EXERCISE: Count up the lines of the data below that contain the string "JSON", then give only the total.

——

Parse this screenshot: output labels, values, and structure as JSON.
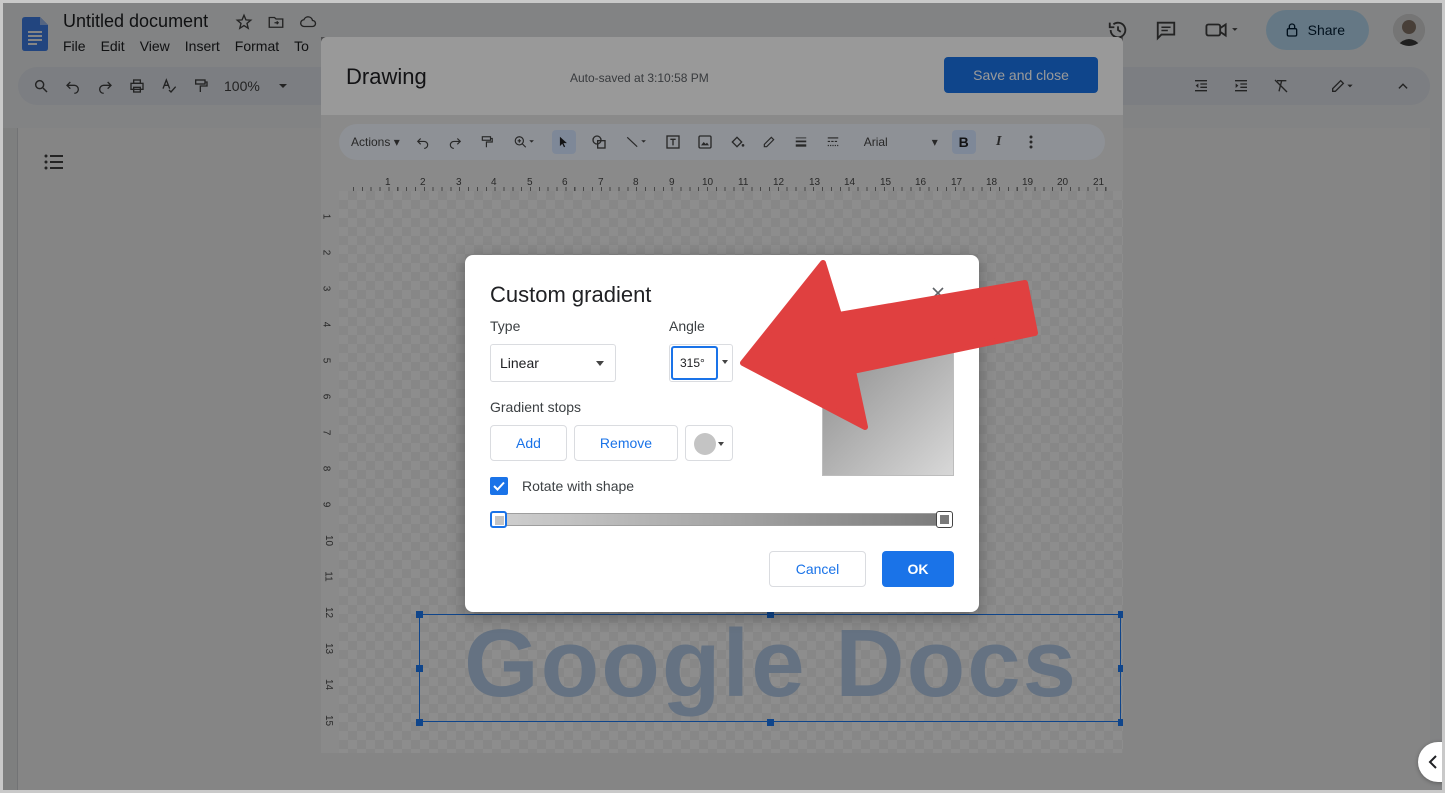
{
  "docs": {
    "doc_title": "Untitled document",
    "menu": [
      "File",
      "Edit",
      "View",
      "Insert",
      "Format",
      "To"
    ],
    "share_label": "Share",
    "zoom": "100%"
  },
  "drawing": {
    "title": "Drawing",
    "autosave": "Auto-saved at 3:10:58 PM",
    "save_close_label": "Save and close",
    "toolbar": {
      "actions_label": "Actions",
      "font": "Arial",
      "bold": "B",
      "italic": "I"
    },
    "ruler_labels": [
      "1",
      "2",
      "3",
      "4",
      "5",
      "6",
      "7",
      "8",
      "9",
      "10",
      "11",
      "12",
      "13",
      "14",
      "15",
      "16",
      "17",
      "18",
      "19",
      "20",
      "21"
    ],
    "vruler_labels": [
      "1",
      "2",
      "3",
      "4",
      "5",
      "6",
      "7",
      "8",
      "9",
      "10",
      "11",
      "12",
      "13",
      "14",
      "15"
    ],
    "wordart_text": "Google Docs"
  },
  "custom_gradient": {
    "title": "Custom gradient",
    "type_label": "Type",
    "type_value": "Linear",
    "angle_label": "Angle",
    "angle_value": "315°",
    "stops_label": "Gradient stops",
    "add_label": "Add",
    "remove_label": "Remove",
    "rotate_label": "Rotate with shape",
    "rotate_checked": true,
    "cancel_label": "Cancel",
    "ok_label": "OK",
    "stop_color": "#c4c4c4"
  },
  "colors": {
    "accent": "#1a73e8",
    "arrow": "#e04040"
  }
}
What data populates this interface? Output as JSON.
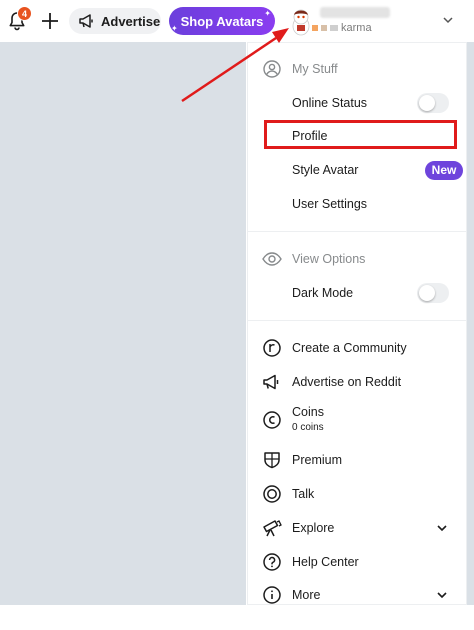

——

SOLUTION TO THE EXERCISE: 2